Wisconsin Geological Society History

Galena is the primary ore mineral of
              lead. Worked for its lead content as early as 3000BC, it
              is found in ore veins with sphalerite, pyrite,
              chalcopyrite, fahlore etc., and in sedimentary rocks as
              beds or impregmentations. The crystals are bright when
              fresh but often receive a dull tarnish after exposure to
              air.

In the midst of the Great Depression of the 1930's, the director of the Milwaukee Public Museum hired people in 1935 to create earth science exhibits. These Works Progress Administration (WPA) employees started meeting outside working hours in their homes to discuss the exhibits. In February 1936, they formed the Wisconsin Geological Society, which was allowed to meet the first Monday of each month at the Museum.
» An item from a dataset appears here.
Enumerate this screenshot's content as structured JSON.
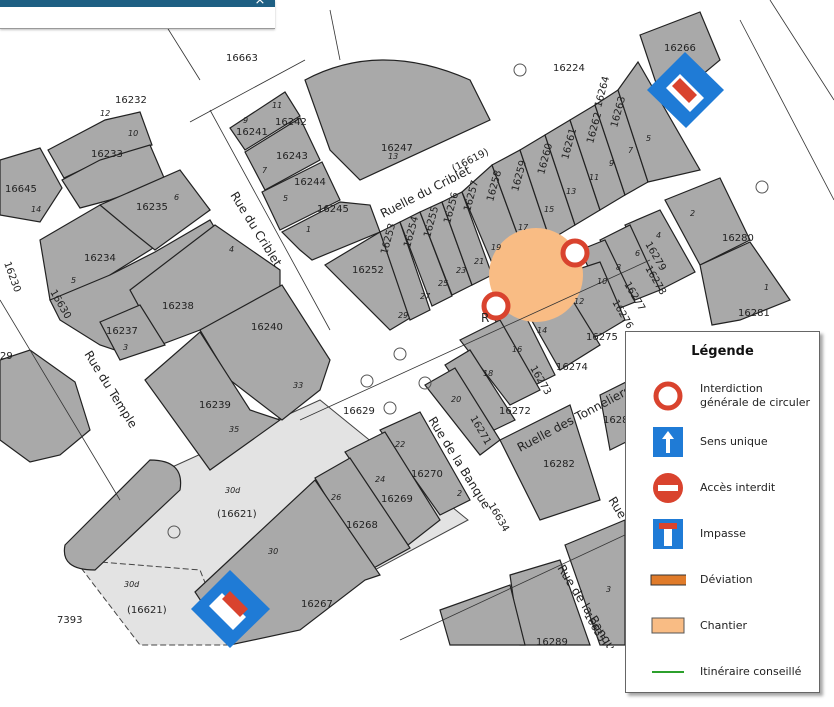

In 1940, the Society was one of the three founding clubs of the Midwest Federation of Mineralogical and Geological Societies (MWF). In 1947, the Wisconsin Geological Society, Inc. was incorporated under the laws of the State of Wisconsin as a non-profit, non-stock corporation.



Scholarships:
WGS awards scholarships annually to UW-Milwaukee Geo-Science students.
Donations are tax deductible.


Did you know ?

  • A telephone contains over 40 different mineral materials, a television set has about 35, and an automobile about 15.
  • Fool's Gold can be one of three minerals; the most common mineral mistaken for gold is pyrite, chalcopyrite may also appear gold-like, and weathered biotite mica can mimic flake gold.